Last month, a new budget for New York was approved by lawmakers that included revenue from online sportsbooks. It was heralded as a victory by those who have supported sports gambling expansion in the state since the demise of PASPA in 2018, but the celebratory environment has been squelched by the realization that certain language in tribal gaming compacts could now stand in the way of widespread implementation. As lawmakers have tried to come to terms with how best to introduce a mobile sports gambling market, addressing these compacts almost seems an insurmountable task, unless some agreement can be worked out with the tribes.
As explained by Syracuse.com, the Oneida Indian Nation has a tight grip on Central New York. Since 2013, it has had autonomous control over gaming in the region through an agreement with the state that includes the operation of virtual sportsbooks. This region includes the counties of Cayuga, Chenango, Cortland, Herkimer, Lewis, Madison, Oneida, Onondaga, Oswego and Otsego. In addition, the Seneca Nation, through its separate tribal compact, could thwart state efforts to introduce non-tribal sports gambling in the counties of Cattaraugus, Erie and Niagara.
Tribes Must Be Included For Mobile Sportsbooks to Open
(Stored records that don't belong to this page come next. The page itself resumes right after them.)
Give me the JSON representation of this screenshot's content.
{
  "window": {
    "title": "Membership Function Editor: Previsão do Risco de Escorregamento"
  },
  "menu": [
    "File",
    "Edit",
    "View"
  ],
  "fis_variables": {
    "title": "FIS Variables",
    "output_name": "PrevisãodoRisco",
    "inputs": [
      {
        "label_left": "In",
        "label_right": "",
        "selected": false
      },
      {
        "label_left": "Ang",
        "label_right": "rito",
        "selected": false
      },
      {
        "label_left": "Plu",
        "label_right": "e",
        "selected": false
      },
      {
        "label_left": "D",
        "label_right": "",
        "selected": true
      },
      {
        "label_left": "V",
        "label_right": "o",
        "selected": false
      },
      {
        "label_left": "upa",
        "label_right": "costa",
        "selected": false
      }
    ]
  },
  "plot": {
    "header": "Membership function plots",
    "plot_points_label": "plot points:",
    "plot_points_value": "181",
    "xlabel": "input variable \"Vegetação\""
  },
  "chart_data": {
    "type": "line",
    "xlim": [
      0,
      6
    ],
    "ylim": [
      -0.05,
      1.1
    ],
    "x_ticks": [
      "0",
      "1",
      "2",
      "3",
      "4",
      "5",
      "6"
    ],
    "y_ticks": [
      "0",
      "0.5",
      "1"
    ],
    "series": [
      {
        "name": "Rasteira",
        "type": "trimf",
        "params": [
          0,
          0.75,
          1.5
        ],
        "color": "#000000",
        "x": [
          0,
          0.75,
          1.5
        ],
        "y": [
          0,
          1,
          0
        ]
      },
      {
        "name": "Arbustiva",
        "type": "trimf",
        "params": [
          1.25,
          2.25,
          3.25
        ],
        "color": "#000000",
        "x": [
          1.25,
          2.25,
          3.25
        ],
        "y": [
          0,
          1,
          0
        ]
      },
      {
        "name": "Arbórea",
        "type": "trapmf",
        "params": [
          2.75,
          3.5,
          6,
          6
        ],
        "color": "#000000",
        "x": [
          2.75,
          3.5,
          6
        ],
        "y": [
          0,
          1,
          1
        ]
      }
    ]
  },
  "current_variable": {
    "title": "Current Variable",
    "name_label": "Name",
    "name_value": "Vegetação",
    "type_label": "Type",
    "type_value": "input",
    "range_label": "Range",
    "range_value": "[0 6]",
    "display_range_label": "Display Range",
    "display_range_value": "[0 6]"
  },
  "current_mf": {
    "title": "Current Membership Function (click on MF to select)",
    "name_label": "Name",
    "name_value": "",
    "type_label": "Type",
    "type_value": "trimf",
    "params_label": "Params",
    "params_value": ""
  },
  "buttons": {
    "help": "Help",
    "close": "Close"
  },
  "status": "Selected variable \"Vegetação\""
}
According to New York Senator Joseph Griffo, “Cutting out major parts of Upstate New York from participating in mobile betting is terrible public policy and would be unfair to these residents. If tribal nations are not incorporated into the state’s final bill, we would potentially be disenfranchising millions of New Yorkers from participating in mobile sports betting and from the economic benefits it generates.”
Lawmakers are still grappling with the necessary legislative language required to put mobile sportsbooks into action, so there is some leeway to work with the tribes. However, they are also having to fight resistance from Cuomo, who has his mind made up about how the market should be managed. He wants the state to control all sports gambling activity, while many lawmakers want to create an open market. Those in the latter group have suggested that the Oneida Nation, and possibly others, be allowed to install a mobile sportsbook server at a commercial casino, but Cuomo is opposed to the idea.
Still No Clear Path to Acceptance
Given Cuomo’s proven ability to stand in the way of legislative efforts that don’t represent his beliefs, there still remain a number of challenges before mobile sports gambling emerges in New York. Even if it does, unless there is some type of agreement made with the tribes, geofencing that locks out millions of state residents is a real possibility. Should that happen, the state’s sports gambling revenue, estimated to potentially be greater than that of New Jersey, would fall drastically short of expectations.
There’s still hope that resolution is found quickly and Cuomo’s support base has dwindled. However, there is no clear path toward acceptance of any mobile sports gambling measure and more work is needed. Until cooler heads prevail, New York will continue to lose out millions of dollars in potential sports gambling revenue as it looks to fill a multibillion-dollar revenue gap caused by COVID-19.